Published 22 Apr 2017
Today is Earth Day – an annual worldwide event where people come together to support environmental protection.
This year the focus is on ‘environmental and climate literacy’ – making sure people know what is happening to the environment and what they can do to help protect it.
The environment can sometimes seem like a far-away, abstract thing – something only seen on nature documentaries or when out hiking. But the environment is where we live, whether that is in the middle of a city, a rural village or a log cabin in the mountains. And our environment has a very real impact on our health.
Urban air pollution is only one of the most obvious examples of this. Vehicle exhaust fumes and other emissions have polluted many of our cities, and scientists are discovering a growing number of ways that this has harmed our health, not least increasing our risk of cancer*.
When it comes to chemical exposure, the evidence for a risk to human health often first comes from research on the effects of chemicals on wildlife. The impact of endocrine disrupting chemicals on wildlife, for example, is well documented. Unfortunately, sometimes our environment suffers, as well as our health, before we act to prevent further harm.
March for Science
Earth Day 2017 coincides with the March for Science, where people around the world will march together in celebration of science. Science is a powerful tool for improving our lives and preventing diseases like breast cancer. To ensure that we can continue to make progress with scientific research, it is vital that evidence is not rejected because of personal convictions or hijacked by special interests.
The best way of ensuring that science is used properly, and influences policies like those on chemicals regulation, is to encourage people to appreciate and engage with science. At Breast Cancer UK, we try to do our bit, by funding and sharing scientific research into breast cancer prevention, and explaining how this can impact on our everyday lives.
Science, the environment and health
By protecting our environment from harmful chemicals, we can also reduce human exposure and better protect our health. We can achieve this is through well-funded scientific research, which informs evidence based policies and regulations.

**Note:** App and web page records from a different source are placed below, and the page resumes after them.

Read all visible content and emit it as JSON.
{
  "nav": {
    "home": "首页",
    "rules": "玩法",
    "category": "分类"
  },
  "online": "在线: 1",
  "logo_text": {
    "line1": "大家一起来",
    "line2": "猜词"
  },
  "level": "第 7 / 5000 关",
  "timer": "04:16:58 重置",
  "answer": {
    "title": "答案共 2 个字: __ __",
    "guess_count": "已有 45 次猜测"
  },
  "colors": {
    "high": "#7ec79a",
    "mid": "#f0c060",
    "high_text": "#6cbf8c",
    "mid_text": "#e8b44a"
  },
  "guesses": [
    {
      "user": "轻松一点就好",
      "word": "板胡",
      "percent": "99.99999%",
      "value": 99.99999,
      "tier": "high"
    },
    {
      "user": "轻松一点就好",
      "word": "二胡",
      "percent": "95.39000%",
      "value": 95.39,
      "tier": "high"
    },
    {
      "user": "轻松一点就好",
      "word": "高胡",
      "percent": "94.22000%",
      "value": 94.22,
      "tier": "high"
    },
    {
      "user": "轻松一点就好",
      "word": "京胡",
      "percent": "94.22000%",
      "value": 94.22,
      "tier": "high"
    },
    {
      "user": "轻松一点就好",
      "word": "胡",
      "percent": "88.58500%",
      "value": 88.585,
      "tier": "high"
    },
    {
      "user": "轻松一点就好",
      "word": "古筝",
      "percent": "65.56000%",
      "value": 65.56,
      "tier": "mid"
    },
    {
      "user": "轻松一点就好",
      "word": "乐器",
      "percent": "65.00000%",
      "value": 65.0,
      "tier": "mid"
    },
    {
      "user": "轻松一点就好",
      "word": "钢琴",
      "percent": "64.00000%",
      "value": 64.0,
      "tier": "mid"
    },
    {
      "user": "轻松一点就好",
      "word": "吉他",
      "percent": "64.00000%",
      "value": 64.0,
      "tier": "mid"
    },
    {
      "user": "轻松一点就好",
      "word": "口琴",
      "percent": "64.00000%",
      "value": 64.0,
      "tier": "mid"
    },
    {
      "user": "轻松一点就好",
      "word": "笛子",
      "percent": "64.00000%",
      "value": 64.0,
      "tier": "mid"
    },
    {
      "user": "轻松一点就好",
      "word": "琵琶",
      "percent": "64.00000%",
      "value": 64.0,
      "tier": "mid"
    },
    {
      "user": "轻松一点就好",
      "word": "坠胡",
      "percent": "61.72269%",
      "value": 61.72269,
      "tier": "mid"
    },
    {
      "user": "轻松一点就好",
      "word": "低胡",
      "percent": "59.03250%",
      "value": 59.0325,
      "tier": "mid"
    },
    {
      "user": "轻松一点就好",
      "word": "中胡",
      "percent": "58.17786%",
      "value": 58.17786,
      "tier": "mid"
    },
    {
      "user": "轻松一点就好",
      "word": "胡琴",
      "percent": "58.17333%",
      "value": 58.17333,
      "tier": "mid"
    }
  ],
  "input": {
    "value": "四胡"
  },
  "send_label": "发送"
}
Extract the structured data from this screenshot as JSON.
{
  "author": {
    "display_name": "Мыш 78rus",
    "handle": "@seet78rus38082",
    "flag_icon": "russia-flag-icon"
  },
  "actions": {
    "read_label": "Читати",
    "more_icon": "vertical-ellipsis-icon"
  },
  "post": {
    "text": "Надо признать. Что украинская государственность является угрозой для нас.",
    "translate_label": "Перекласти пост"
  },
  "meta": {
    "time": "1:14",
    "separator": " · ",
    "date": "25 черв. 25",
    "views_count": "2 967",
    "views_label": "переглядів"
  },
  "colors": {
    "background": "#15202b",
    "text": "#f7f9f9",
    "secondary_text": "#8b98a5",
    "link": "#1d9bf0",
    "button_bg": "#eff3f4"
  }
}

Today Breast Cancer UK join with others across the planet in celebrating and defending the environment and science – both of which are key to preventing breast cancer.
*For more information see our background briefing on air pollution and breast cancer.